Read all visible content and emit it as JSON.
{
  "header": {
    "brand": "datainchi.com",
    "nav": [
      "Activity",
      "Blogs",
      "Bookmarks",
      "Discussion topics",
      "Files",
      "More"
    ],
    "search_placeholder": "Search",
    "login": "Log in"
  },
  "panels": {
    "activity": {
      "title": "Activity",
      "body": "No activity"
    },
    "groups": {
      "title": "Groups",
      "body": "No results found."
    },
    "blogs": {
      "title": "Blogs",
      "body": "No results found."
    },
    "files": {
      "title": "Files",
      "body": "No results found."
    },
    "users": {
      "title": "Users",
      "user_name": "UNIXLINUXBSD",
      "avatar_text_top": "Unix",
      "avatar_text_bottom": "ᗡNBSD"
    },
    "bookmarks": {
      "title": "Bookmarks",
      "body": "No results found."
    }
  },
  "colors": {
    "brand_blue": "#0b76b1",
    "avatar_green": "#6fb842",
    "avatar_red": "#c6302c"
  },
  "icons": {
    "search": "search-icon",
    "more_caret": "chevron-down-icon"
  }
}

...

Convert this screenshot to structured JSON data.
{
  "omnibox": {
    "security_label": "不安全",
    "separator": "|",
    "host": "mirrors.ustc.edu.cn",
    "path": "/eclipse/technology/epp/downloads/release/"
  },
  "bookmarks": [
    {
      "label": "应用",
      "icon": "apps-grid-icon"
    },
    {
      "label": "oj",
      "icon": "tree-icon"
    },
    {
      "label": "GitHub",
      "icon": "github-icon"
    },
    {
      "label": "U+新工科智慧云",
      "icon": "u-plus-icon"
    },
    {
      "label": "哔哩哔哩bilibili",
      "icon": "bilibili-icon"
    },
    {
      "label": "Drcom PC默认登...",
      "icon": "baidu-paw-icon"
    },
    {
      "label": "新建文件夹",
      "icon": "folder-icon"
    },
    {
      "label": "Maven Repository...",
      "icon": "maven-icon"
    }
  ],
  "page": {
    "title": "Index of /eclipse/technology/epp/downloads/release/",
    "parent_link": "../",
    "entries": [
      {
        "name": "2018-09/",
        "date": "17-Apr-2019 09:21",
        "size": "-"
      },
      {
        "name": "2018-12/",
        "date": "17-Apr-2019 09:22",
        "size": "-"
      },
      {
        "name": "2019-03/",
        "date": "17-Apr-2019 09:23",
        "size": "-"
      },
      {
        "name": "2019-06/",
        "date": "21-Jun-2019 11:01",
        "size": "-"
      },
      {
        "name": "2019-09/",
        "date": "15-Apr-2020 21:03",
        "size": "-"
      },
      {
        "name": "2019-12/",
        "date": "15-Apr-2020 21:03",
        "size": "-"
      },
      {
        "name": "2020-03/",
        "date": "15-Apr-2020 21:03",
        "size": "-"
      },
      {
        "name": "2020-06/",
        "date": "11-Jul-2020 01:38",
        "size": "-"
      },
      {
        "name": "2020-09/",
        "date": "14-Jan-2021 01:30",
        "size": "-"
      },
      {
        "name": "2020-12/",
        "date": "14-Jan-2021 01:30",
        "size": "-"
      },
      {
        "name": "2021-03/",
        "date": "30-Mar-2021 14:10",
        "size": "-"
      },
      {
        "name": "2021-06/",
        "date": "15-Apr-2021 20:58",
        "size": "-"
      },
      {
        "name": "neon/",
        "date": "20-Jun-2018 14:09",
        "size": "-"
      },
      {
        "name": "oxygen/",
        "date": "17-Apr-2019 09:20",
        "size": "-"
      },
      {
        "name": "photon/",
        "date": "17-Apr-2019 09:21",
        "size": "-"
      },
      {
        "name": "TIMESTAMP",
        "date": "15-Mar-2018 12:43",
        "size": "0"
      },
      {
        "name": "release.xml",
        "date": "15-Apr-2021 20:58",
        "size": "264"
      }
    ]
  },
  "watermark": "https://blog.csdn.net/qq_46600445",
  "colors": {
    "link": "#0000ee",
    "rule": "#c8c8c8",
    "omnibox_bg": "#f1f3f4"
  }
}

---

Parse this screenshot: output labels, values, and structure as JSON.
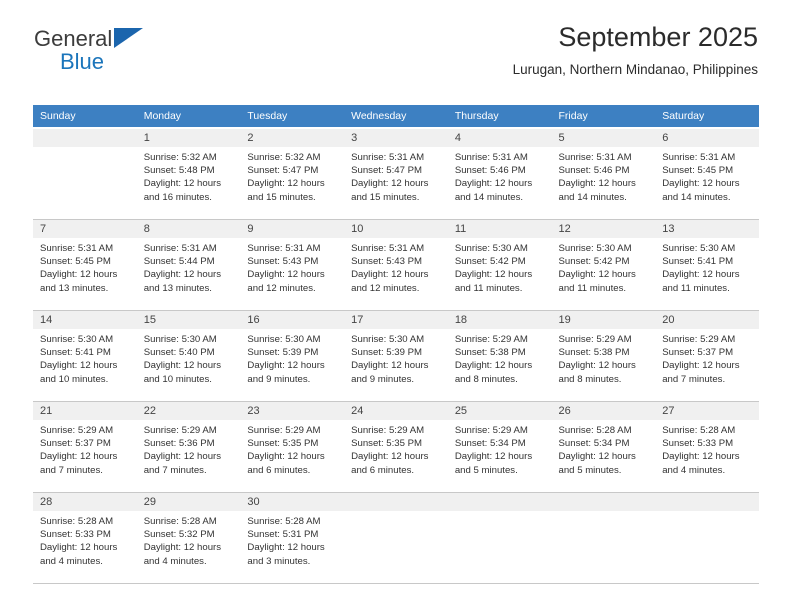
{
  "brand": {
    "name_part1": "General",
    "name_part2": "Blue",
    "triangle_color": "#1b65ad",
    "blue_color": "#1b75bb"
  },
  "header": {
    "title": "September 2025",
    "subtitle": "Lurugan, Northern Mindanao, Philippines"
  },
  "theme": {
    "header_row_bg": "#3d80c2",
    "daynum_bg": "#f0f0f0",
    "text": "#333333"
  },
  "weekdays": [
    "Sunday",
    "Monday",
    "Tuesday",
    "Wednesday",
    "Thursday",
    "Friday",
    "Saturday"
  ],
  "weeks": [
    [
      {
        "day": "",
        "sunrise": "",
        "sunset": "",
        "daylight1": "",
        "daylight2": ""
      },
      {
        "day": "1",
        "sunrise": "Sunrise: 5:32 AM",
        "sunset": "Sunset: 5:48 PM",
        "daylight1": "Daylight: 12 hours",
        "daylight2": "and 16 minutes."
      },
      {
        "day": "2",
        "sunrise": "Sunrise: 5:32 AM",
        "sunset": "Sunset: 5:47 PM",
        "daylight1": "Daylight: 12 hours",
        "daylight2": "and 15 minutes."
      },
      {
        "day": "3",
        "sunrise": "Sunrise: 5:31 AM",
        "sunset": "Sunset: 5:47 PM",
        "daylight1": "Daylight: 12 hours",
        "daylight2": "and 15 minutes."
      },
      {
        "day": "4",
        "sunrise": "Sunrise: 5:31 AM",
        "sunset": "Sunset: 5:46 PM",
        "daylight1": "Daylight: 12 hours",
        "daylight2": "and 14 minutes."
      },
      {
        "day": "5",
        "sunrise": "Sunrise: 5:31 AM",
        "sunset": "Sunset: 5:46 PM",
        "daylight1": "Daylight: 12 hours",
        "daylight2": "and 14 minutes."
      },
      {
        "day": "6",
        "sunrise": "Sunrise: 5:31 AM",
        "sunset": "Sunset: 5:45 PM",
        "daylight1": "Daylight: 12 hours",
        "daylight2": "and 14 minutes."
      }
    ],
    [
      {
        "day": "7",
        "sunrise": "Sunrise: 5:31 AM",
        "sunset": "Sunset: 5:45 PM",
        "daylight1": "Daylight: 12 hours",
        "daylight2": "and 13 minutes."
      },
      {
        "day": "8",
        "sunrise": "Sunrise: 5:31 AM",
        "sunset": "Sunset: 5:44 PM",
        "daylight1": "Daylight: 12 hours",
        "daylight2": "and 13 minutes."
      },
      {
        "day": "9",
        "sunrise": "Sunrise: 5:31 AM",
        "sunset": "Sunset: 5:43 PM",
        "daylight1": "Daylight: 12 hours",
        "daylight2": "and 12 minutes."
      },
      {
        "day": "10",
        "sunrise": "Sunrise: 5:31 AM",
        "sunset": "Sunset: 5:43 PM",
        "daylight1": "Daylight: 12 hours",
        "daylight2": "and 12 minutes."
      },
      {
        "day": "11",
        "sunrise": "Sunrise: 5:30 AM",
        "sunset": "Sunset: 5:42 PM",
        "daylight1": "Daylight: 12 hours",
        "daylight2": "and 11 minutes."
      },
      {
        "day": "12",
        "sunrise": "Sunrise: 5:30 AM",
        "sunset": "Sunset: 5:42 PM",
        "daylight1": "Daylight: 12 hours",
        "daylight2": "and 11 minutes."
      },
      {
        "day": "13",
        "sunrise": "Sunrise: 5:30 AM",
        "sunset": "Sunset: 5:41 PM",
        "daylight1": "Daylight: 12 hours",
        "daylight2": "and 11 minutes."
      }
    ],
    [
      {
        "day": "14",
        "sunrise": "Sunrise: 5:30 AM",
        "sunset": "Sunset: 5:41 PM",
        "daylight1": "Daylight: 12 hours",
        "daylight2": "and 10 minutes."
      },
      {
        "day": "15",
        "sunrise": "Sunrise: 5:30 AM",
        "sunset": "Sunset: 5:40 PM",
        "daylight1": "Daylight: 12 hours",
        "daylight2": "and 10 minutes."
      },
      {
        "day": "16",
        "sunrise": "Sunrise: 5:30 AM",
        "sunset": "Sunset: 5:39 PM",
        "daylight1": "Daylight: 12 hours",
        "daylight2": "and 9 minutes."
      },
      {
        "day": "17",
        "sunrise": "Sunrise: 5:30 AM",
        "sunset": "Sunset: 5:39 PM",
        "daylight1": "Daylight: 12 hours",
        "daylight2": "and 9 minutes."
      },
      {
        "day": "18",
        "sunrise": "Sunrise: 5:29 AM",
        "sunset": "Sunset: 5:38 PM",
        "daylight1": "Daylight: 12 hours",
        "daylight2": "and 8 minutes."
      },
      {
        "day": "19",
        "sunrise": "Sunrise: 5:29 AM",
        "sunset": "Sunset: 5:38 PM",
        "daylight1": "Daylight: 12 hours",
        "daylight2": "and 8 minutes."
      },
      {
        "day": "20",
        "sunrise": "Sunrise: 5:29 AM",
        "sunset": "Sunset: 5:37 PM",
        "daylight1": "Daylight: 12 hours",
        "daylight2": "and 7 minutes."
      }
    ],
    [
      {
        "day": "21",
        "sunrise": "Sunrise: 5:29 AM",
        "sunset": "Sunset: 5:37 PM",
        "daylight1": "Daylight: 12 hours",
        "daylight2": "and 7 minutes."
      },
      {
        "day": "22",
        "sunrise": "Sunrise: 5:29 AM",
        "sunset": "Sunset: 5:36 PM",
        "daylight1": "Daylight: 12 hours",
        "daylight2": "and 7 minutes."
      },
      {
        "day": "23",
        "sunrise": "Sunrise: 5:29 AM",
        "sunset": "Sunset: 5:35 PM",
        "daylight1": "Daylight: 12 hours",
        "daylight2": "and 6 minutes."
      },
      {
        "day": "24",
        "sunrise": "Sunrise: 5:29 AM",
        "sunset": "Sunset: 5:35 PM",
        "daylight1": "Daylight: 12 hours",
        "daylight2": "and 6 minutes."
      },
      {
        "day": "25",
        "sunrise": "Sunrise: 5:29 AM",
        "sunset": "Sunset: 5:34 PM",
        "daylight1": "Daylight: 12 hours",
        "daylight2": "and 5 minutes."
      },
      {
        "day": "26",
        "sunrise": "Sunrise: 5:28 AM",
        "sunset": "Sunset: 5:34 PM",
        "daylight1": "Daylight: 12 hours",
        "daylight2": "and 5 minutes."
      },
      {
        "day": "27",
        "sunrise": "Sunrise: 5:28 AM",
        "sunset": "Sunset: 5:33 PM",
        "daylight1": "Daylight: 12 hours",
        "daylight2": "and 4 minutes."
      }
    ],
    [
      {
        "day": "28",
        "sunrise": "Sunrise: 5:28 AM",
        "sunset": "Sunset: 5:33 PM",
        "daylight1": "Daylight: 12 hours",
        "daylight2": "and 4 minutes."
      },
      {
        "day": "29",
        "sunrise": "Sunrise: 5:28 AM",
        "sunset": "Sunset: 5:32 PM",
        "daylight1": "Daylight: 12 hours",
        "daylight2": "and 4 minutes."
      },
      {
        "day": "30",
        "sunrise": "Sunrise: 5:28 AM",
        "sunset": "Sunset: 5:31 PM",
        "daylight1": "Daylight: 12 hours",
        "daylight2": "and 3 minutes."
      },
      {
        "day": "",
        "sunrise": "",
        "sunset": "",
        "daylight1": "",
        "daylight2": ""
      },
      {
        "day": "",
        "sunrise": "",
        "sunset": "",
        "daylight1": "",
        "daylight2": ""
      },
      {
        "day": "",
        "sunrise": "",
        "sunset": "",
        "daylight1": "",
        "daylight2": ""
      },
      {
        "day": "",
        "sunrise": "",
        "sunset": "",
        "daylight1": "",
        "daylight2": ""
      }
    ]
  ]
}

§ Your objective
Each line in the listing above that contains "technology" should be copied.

§ Exercise response
    "path": "/eclipse/technology/epp/downloads/release/"
    "title": "Index of /eclipse/technology/epp/downloads/release/",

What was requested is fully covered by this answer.